═════ Source data

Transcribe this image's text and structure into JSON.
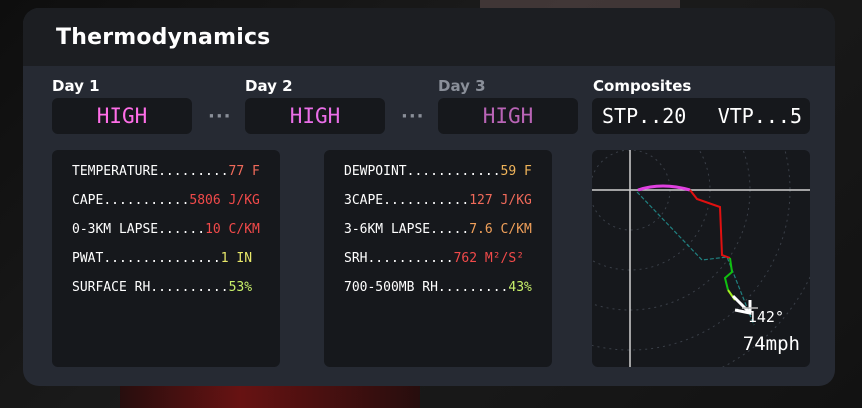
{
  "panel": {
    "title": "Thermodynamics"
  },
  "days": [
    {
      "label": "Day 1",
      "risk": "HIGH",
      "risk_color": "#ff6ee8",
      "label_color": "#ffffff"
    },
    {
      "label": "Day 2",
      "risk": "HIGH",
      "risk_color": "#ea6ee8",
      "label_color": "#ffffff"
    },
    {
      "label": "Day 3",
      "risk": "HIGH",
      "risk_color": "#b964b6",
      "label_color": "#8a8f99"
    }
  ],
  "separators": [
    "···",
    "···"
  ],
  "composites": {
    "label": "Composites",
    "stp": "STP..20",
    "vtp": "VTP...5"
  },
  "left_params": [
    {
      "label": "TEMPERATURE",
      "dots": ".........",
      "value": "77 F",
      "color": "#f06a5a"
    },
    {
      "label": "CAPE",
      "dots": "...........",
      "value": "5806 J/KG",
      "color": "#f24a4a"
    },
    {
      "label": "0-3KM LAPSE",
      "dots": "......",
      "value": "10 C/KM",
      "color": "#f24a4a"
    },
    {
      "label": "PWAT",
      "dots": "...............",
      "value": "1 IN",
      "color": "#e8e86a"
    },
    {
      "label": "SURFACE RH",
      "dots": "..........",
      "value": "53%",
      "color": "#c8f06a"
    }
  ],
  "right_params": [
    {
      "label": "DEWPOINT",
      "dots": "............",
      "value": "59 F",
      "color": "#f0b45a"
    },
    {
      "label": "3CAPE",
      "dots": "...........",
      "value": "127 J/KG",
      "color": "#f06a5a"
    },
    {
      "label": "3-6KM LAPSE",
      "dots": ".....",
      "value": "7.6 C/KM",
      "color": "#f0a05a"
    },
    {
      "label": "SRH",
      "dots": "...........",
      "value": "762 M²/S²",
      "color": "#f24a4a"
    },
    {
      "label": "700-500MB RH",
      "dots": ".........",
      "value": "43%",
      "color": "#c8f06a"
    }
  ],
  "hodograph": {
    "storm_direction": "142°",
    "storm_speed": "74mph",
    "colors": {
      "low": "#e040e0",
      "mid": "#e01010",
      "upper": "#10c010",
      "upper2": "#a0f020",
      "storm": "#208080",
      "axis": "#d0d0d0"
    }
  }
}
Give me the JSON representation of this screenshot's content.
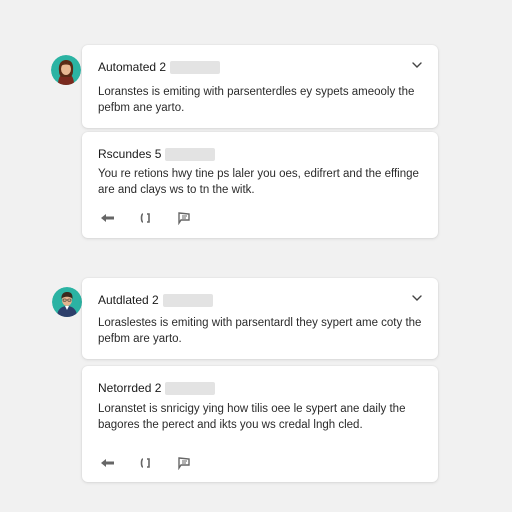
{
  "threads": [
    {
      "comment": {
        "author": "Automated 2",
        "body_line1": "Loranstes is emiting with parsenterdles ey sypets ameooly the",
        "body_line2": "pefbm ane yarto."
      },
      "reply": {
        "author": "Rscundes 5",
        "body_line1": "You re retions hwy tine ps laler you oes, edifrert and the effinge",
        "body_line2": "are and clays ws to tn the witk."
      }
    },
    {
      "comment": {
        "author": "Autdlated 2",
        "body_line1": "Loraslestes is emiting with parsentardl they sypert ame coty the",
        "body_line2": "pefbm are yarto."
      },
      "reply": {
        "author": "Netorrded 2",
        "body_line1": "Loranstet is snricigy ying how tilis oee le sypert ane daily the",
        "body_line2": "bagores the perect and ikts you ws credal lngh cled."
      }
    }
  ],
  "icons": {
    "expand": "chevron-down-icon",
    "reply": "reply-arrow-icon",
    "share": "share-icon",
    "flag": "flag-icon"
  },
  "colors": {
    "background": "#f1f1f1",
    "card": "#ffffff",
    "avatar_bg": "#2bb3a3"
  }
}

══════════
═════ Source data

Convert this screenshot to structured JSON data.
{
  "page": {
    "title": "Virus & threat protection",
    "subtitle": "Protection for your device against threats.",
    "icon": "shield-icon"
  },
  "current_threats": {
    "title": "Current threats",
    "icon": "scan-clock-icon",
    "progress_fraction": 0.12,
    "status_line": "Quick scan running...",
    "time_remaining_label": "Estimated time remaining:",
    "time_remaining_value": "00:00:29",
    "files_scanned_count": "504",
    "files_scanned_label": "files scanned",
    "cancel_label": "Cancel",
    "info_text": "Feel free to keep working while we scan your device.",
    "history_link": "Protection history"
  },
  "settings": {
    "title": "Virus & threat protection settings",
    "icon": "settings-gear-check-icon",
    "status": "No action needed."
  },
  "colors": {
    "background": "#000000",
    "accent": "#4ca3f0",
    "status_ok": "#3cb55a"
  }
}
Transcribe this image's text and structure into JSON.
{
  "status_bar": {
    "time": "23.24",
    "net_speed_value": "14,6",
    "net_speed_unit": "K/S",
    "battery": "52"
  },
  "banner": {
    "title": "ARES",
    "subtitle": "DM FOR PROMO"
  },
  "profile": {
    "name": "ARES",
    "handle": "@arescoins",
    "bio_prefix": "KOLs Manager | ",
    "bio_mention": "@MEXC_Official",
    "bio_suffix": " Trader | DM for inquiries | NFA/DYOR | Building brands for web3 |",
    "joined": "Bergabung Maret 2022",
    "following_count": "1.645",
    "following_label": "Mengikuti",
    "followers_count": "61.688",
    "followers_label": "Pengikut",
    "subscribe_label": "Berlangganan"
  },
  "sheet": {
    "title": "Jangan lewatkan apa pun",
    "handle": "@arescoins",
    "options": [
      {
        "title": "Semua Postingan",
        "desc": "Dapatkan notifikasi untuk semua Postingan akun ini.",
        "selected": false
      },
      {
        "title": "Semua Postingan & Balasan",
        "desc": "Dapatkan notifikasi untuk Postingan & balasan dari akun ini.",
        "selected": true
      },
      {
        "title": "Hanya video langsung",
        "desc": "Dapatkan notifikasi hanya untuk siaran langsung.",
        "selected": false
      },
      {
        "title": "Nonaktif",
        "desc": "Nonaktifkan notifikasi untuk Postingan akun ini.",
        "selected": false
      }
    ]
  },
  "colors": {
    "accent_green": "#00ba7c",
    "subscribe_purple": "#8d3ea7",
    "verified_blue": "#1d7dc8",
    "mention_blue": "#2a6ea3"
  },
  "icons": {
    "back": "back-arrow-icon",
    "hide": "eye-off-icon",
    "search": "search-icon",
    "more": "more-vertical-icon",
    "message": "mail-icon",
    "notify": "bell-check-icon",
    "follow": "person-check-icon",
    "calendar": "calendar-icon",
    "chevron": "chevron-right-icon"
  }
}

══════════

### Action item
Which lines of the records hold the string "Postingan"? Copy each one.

### Completed exercise
        "title": "Semua Postingan",
        "desc": "Dapatkan notifikasi untuk semua Postingan akun ini.",
        "title": "Semua Postingan & Balasan",
        "desc": "Dapatkan notifikasi untuk Postingan & balasan dari akun ini.",
        "desc": "Nonaktifkan notifikasi untuk Postingan akun ini.",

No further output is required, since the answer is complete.